ExPat night has been moving around lately and we sent off an email trying to determine where it was to be held but didn't get any answer. We therefore headed off to Zoe's with two other couples and had a mini ExPat night all to ourselves. One of the waitresses at Zoe's was born in Canada and was then brought back to her parents' mother country when she was 4 months old. Later on, she spent 7 years in her birth country. We got a real chance to talk with her about her experiences as we were the only guests there. It was a nice evening and one of the bonuses was that we could hear everyone talking.
While we were at Zoe's another friend walked in just for a couple of minutes. He handed out cards advertising his website: www.EcuadorCentral.com "Your Total Help Center for Ecuador". Perry's a real go-getter and the site offers Online Classifieds & Auctions, Ecuador YouTube & MySpace, immigration to Ecuador help, Real Estate help, Buying or Renting Heavy Equipment help, Shipping & Container information and the list just goes on and on. Check it out!
The next day we finally got an email back telling us where ExPat night had been held. Apparently there'd only been about 25 people there as opposed to the usual 60, so we weren't the only ones confused as to where it was to be.
On one of our usual walks downtown, we sat on one of the forward benches in the central park and just people watched for about half an hour. We've decided we have virtually become natives as this entertainment is common and not one we were used to until now. Either that, or it's a retirement thing. (Incidentally, we've now passed our one year anniversary living in Ecuador.) In any case, we would have sat and watched longer but the rain drops started to fall and we hip hopped to the bus and made it home before it deluged.

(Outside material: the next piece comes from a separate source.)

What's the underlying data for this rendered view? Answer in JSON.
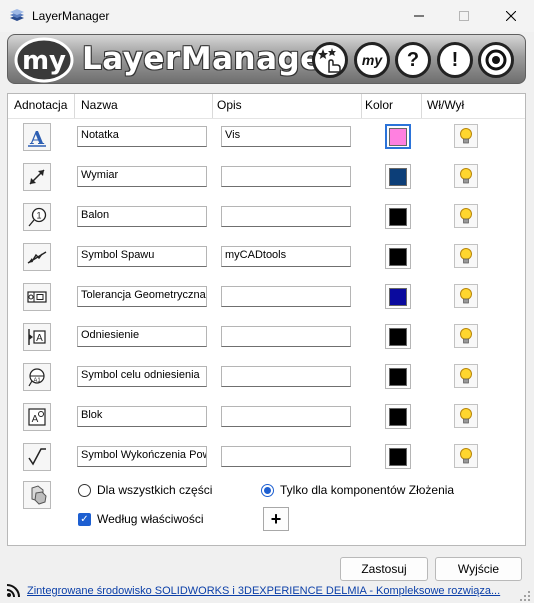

Several weeks ago we started going to the peoples' market downtown on Sundays to pick up our fresh fruit for the week. It gave us an outing and the cost of the fruit was half that charged at SuperMaxi. As has a tendency to happen with Brian & Shelley, it's now firmly gotten out of control. This week we picked up a farm chicken & vegetables to go with a chicken dinner, plus all our fruit for a week (bananas, papaya, peaches), plus a bunch of tomatoes & avocados. We have two cloth carry bags that we stuffed half the fruit in, plus Fredi in her pack, plus we picked up a roast pig meal with potatoes to bring home for Brian's lunch. Burdened down like mules, we trudged off across the river to pick up the No. 7 bus home. Ecuadorians are used to people burdened down but Fredi in the pack amongst the other carry bags always brings smiles wherever we go.
Oh...we also picked up a new sweater for Shelley ($12) as she'd washed her other one and shrank it. She has several alpaca sweaters, 2 of which she's washed previously and they haven't shrunk, but we're blaming the particular large weave of the offending sweater, figuring it tightened up and made it grow smaller. Note: We never put any of the sweaters in the dryer; always line drying them.
Because poor Fredi has to sit waiting for us, with her legs crossed, not knowing if we'll ever come home when we go to do our big grocery shop, we've changed the routine so Shelley puts away the groceries upon returning home while Brian takes Fredi for a walk right away. We used to put the groceries away together but poor Fredi found the waiting interminable. This new routine seems to make everyone happier. Shelley doesn't have to listen to Brian bemoan the fact that there's not enough room in the refrigerator to put everything away & she gets a head start on the giant cook she usually does on grocery day; Brian gets some time alone with Fredi, in the fresh air, exercising and Fredi gets to uncross her legs and be with the alpha male. It's seems to be a win/win situation for everyone. Once again, even though we're approaching our dotage, we've demonstrated we can change and adjust!
As one can appreciate, bananas are plentiful and cheap in Ecuador. They are one of Ecuador's chief exports. In any case, Shelley's been trying banana bread recipes from the web lately; none of which compared to her Mom's old recipe. She finally broke down and asked her daughter to send her the recipe from the old Purity Flour Cookbook Shelley's Mom had given to Shelley and Shelley had passed on to her oldest daughter just before coming to Ecuador. Oldest daughter dutifully scanned the recipe and e-mailed it to Shelley, complete with stains on page from past mixings. See http://planetirony.blogspot.com/2008/01/banana-nut-bread.html if you want a great banana nut loaf recipe.